A false sense of security was formed because the workers had been doing similar work for 25 years without a serious accident or death. They knew they were out of compliance with the trenching and shoring standard, but they probably planned to be in the trench for only a few hours and thought everything would be okay. They thought the soil was stable, possibly because the trench was dug over 2 weeks ago and nothing had happened. Plus, other workers were in the trench just yesterday and nothing happened to them. But it rained overnight. The conditions that seemed to create stable soil had changed. The soil became wet. The trench collapsed. They could not save their co-worker and he died.

By following OSHA’s excavation standards you can help prevent tragedies like this one and promote workplace safety.

What is the greatest risk in trenching and excavation? Cave-ins.

This is when soil or rock suddenly falls or slides into an excavation. It becomes dangerous when it includes a sufficient quantity of soil or rock to entrap, bury, injure, or otherwise immobilize a person. Soil weighs approximately 125 lbs. per cubic foot. When wet, it can weigh as much as 145 lbs. per cubic foot. A worker in a trench can be crushed by soil, rock, or an object during a cave-in. There is also a significant risk of suffocation – even if the worker’s head is not buried, the soil can prevent chest expansion.

Additional hazards associated with excavation include hazardous atmospheres, falling soil or equipment, water accumulation, electrical hazards, and more.

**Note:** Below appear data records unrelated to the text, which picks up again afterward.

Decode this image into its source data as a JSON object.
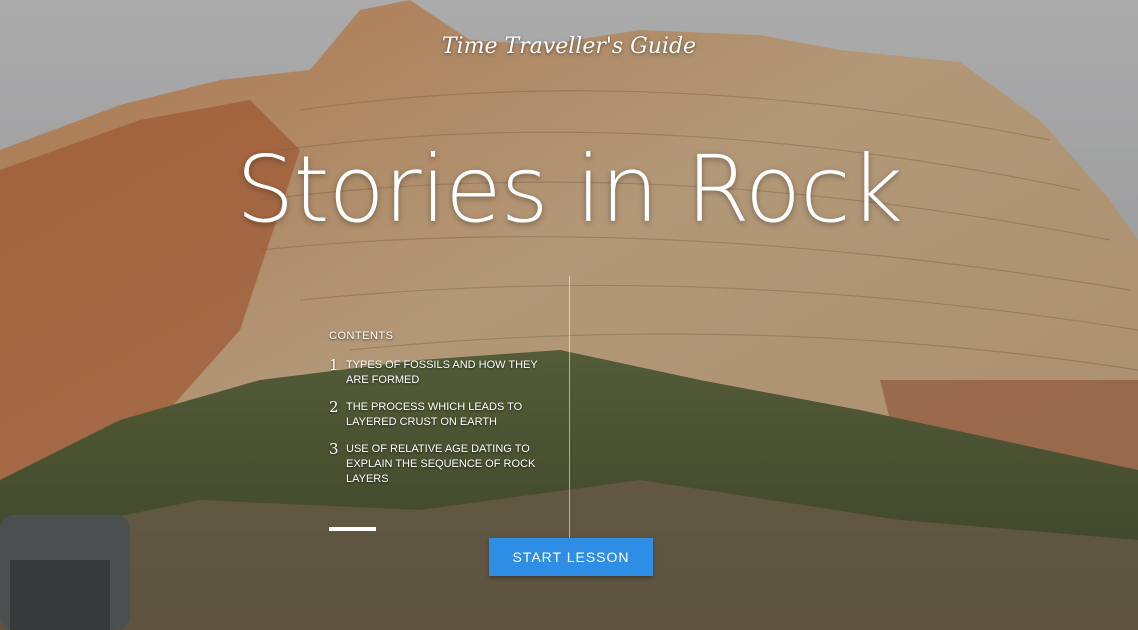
{
  "header": {
    "guide_label": "Time Traveller's Guide"
  },
  "hero": {
    "title": "Stories in Rock"
  },
  "contents": {
    "label": "CONTENTS",
    "items": [
      {
        "number": "1",
        "text": "TYPES OF FOSSILS AND HOW THEY ARE FORMED"
      },
      {
        "number": "2",
        "text": "THE PROCESS WHICH LEADS TO LAYERED CRUST ON EARTH"
      },
      {
        "number": "3",
        "text": "USE OF RELATIVE AGE DATING TO EXPLAIN THE SEQUENCE OF ROCK LAYERS"
      }
    ]
  },
  "actions": {
    "start_label": "START LESSON"
  },
  "colors": {
    "button": "#2e8ee6",
    "text": "#ffffff"
  }
}
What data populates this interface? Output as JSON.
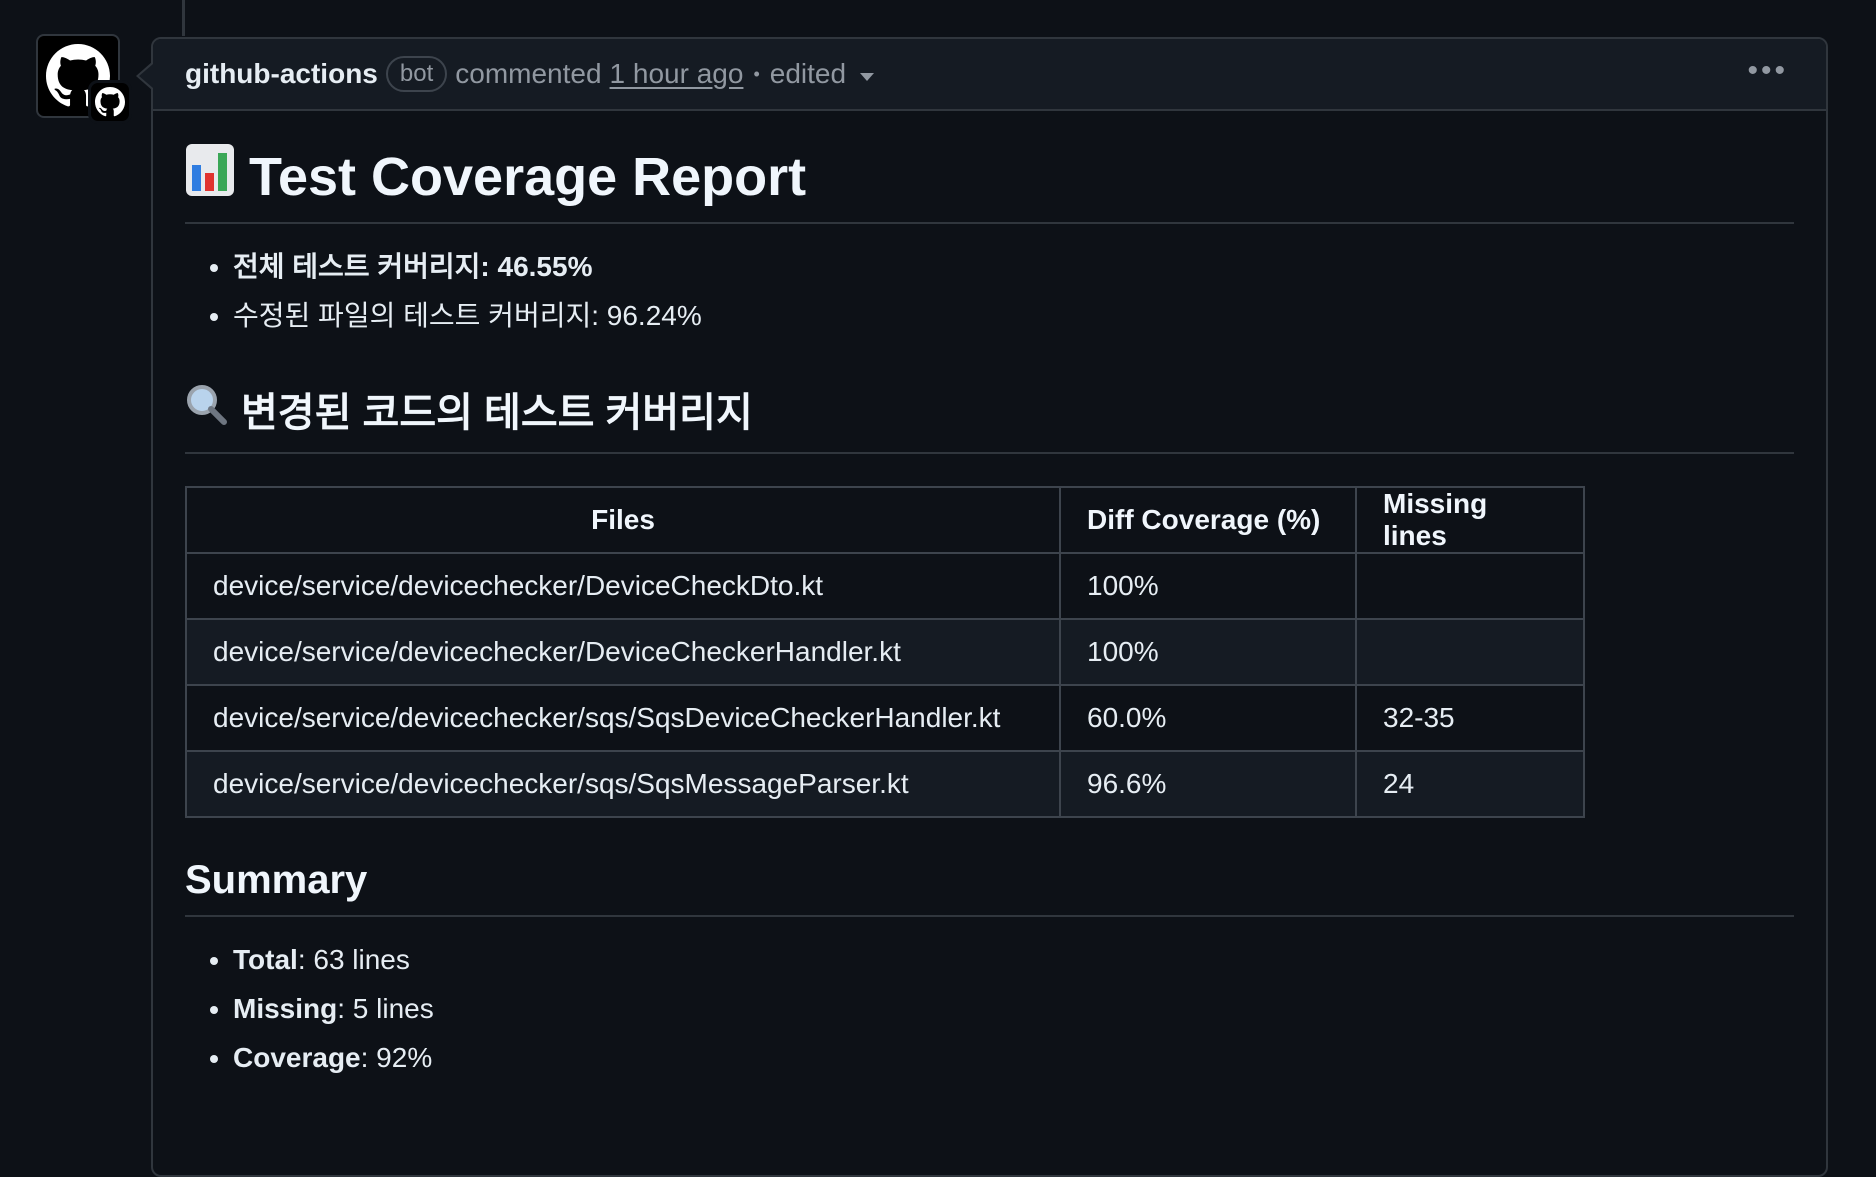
{
  "header": {
    "author": "github-actions",
    "badge": "bot",
    "action": "commented",
    "time": "1 hour ago",
    "separator": "•",
    "edited": "edited",
    "more": "•••"
  },
  "report": {
    "title": "Test Coverage Report",
    "title_icon": "bar-chart-icon",
    "total_coverage_label": "전체 테스트 커버리지: 46.55%",
    "modified_coverage_label": "수정된 파일의 테스트 커버리지: 96.24%"
  },
  "diff_section": {
    "heading": "변경된 코드의 테스트 커버리지",
    "heading_icon": "magnifier-icon",
    "columns": [
      "Files",
      "Diff Coverage (%)",
      "Missing lines"
    ],
    "rows": [
      {
        "file": "device/service/devicechecker/DeviceCheckDto.kt",
        "coverage": "100%",
        "missing": ""
      },
      {
        "file": "device/service/devicechecker/DeviceCheckerHandler.kt",
        "coverage": "100%",
        "missing": ""
      },
      {
        "file": "device/service/devicechecker/sqs/SqsDeviceCheckerHandler.kt",
        "coverage": "60.0%",
        "missing": "32-35"
      },
      {
        "file": "device/service/devicechecker/sqs/SqsMessageParser.kt",
        "coverage": "96.6%",
        "missing": "24"
      }
    ]
  },
  "summary": {
    "heading": "Summary",
    "items": [
      {
        "label": "Total",
        "value": ": 63 lines"
      },
      {
        "label": "Missing",
        "value": ": 5 lines"
      },
      {
        "label": "Coverage",
        "value": ": 92%"
      }
    ]
  },
  "colors": {
    "background": "#0d1117",
    "header_bg": "#151b23",
    "border": "#30363d",
    "text": "#e6edf3",
    "muted": "#9198a1"
  }
}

These risks are recognizable and preventable. You can take action to prevent excavation and trenching tragedies at your workplace. Help open workers’ eyes about trenching hazards, safe work procedures, and a potentially dangerous thought process.

There are numerous aspects of OSHA’s excavation and trenching standards you should review in your workplace, but we’d like to review several of the elements that can be remembered with the following 9 numbers:
• Keep spoil pile 2 feet from the edge of the trench.
• Ladders should be secured and extend a minimum of 3 feet above the landing.
• Trenches 4 feet or more in depth need proper access and egress.
• If a competent person suspects a hazardous atmosphere, testing will begin at 4 feet or less.
• Each employee in an excavation must be protected from cave-ins when the excavation is deeper than 5 feet or the competent person determines protection is necessary.
• Support systems should extend 18 inches above the excavation.
• At 20 feet or deeper, a professional registered engineer will design the protective system.
• Excavations of earth material should not be to a level not greater than 24 inches below the bottom of the shield.
• Spacing between ladders or other means of access/egress should not be more than 25 feet laterally.

We respect your privacy and security. We will never sell, trade or share your personal information.

Get More Blog Information

Need more information about this article? Ask us your questions here for fast answers.